What makes for a charming story? At the very least, it can’t take itself 100% seriously. There must be some perspective, some awareness that humor is what keeps our worlds from crashing in on us even when they are literally crashing in on us. The stories should have at least some people that act like people: not everyone is a hero or a villain; most of them just try to get by on their own ground (see the Discworld novels and the “pile of money the size of St. Paul’s” it has charmed out of its legions of readers). It helps when the prose sings on the sentence level as well. I hasten to add that this is not because of any Hemingway/Asimovian journalistic “transparency,” but because the words are a joy and you want to keep going from one to the next. Dunsany’s is an odd brand of poetry; you’d think too many of his sentences begin with “And…” for it to work (“And Iraine was the last of the captains, and rode away alone”), but from those humble, biblical roots he spins unforgettable imagery. And while this doesn’t directly relate to Dunsany so much, I’d also like to make a pitch for that brand of charming dialog that manages to sound natural while being funnier, more rhythmic, and more charming than any of us can ever manage in real time (see Mssrs Shakespeare, Whedon, and Scalzi for various examples of that craft).
So many of the very deep, very serious gothic investigations of grief, philosophical deconstruction of fae, and musings upon the fates of gods that come through the slush pile could use a dash of charm: an awareness that gods come and go but that someone out there will always be trying to herd cats with only the most marginal success. Does every story need to be charming? Not at all, it would be antithetical to the purpose of certain kinds of fantasy and science fiction—the kinds that focus on the grand ideas of things, and less on the human scale.

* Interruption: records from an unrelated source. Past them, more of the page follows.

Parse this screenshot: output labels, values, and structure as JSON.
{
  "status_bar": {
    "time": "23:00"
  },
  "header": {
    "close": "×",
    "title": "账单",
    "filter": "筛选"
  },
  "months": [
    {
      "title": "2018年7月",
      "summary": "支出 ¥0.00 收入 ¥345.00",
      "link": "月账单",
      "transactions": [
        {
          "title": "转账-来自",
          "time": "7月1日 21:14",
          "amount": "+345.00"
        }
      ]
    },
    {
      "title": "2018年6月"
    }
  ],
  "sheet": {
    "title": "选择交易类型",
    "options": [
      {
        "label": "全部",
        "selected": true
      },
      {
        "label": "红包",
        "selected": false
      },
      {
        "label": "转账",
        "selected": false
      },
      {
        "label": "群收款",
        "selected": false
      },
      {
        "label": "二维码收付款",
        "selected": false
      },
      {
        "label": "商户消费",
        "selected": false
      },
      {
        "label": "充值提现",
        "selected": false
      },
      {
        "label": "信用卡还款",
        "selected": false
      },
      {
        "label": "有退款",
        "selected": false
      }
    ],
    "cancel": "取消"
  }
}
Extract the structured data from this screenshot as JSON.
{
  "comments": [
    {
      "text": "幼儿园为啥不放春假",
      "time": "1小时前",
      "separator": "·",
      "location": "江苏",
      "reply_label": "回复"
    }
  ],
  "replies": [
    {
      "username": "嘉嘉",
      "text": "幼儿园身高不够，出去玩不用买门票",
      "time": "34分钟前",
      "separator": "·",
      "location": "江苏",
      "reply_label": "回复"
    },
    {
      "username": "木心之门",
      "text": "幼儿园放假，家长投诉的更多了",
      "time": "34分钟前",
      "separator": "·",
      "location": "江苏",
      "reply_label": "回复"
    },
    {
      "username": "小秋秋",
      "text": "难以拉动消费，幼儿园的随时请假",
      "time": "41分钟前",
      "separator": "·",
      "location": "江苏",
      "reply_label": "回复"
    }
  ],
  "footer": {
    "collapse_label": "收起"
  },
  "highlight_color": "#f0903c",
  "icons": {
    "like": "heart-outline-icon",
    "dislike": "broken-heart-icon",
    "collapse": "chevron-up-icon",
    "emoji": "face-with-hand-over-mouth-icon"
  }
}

I can’t see what this sort of aesthetic would really add to Greg Egan’s work, and he’s one of my all-time favorites. But even some of those grand and serious works could do with a little more confidence—the confidence to bring up the silly to further enhance the sublime (see also Neal Stephenson, he manages it even in Anathem).
So what of The Sword of Welleran and Others? I’ll leave you with this: GO READ IT. Not every story in it is a flat-out winner, but the first three entries count amongst the finest fantasy I have ever read. If that wasn’t clear enough: EVERY PERSON WHO ENJOYS THE WORK OF NEIL GAIMAN MUST GO READ DUNSANY. Go forth, all the legions! (And as it’s available on Project Gutenberg, there is no excuse for avoiding it.)